Analysts expect Tesla Motors Inc to report a bigger loss compared to last year when it releases third-quarter earnings later Tuesday. But many analysts say what's important is how many more cars it is selling, because that's what it needs to get to profitability.

On Monday, Elon Musk's Silicon Valley electric carmaker said it sold 11,580 cars in the third quarter. That brings its 2015 total so far to 33,157, making its full-year target of selling 50,000 to 55,000 cars a "tall order" even with the sport utility Model X it started shipping on Sept. 29, according to the Wall Street Journal. The target was already adjusted from 55,000 and if it's cut again, it may be because the Model X's design -- including gull-wing doors -- will make it difficult to ramp up production, according to Fortune magazine.

Tesla is expected to grow adjusted revenue by 35 percent in the July-September quarter -- to $1.26 billion, from $932.4 million in the same period last year. Analysts expect Tesla to post a fully reported loss of $95.5 million, greater than the $74.7 million in the year-ago period. Adjusting for certain charges and revenue streams that are not recognized by generally accepted accounting principles (GAAP), Tesla is forecast to lose $55.5 million compared with a $3.17 million gain in the same period last year.

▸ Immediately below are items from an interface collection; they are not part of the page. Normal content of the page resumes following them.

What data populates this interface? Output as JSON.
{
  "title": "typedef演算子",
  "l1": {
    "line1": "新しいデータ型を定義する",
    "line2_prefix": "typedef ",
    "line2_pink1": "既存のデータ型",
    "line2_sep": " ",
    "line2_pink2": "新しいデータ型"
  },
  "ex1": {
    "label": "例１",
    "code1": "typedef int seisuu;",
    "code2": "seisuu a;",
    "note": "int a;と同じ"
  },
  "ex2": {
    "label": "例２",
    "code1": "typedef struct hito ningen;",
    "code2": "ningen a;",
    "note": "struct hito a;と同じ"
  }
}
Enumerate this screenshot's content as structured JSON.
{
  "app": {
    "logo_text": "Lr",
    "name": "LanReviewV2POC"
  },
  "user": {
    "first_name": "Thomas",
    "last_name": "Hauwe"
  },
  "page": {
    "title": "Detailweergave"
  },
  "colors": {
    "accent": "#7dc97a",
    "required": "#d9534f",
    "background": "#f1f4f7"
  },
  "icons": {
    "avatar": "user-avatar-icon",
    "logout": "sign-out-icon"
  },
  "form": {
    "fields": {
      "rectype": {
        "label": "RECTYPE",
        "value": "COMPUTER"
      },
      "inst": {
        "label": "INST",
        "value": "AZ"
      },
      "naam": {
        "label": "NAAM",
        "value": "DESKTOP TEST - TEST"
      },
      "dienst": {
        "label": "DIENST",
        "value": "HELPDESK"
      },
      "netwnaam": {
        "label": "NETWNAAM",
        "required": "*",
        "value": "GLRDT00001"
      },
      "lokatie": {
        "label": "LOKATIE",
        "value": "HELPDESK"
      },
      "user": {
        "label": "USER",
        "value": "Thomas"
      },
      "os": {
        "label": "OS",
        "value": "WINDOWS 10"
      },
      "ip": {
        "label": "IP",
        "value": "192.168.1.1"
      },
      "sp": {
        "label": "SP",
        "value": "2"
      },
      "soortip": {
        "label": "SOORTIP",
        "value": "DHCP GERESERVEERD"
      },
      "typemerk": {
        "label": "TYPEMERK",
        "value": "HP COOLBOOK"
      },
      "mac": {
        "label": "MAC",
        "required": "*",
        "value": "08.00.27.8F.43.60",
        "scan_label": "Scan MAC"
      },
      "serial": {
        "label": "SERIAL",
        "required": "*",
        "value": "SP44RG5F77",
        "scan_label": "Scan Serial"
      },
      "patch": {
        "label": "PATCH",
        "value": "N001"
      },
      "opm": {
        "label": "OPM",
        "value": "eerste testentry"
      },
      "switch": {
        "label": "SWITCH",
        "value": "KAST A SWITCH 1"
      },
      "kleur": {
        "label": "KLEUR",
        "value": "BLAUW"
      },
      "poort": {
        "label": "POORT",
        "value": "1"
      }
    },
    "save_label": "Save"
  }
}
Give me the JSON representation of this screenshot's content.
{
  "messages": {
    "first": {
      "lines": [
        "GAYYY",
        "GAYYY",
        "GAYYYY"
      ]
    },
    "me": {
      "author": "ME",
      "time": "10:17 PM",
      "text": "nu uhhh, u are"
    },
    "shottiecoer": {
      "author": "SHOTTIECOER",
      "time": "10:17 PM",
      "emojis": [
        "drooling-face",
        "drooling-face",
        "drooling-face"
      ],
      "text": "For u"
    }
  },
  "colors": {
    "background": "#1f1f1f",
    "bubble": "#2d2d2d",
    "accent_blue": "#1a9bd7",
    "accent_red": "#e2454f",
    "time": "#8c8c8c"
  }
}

Manufacturing shortcomings would have an even bigger impact when Tesla starts selling its mass-market Model 3 by 2017, the Journal pointed out.

One more thing that could weigh on sales is Consumer Reports' withdrawal of its recommendation of the Model S last month. That could offset any gain from endorsements it gets from celebrities like CBS "Late Show" host Steven Colbert and buzz from an overnight software update that gave the car self-driving capabilities.

One sign the company is trying its best to boost revenue is its move to scrap the flat $100 fee it charges for a technician to pick up a car for repairs and replace it with a loaner till the owner's car is fixed. However, the $100 fee could now be the basic price tag, with some customers saying they paid over $600 for the service, according to Automotive News.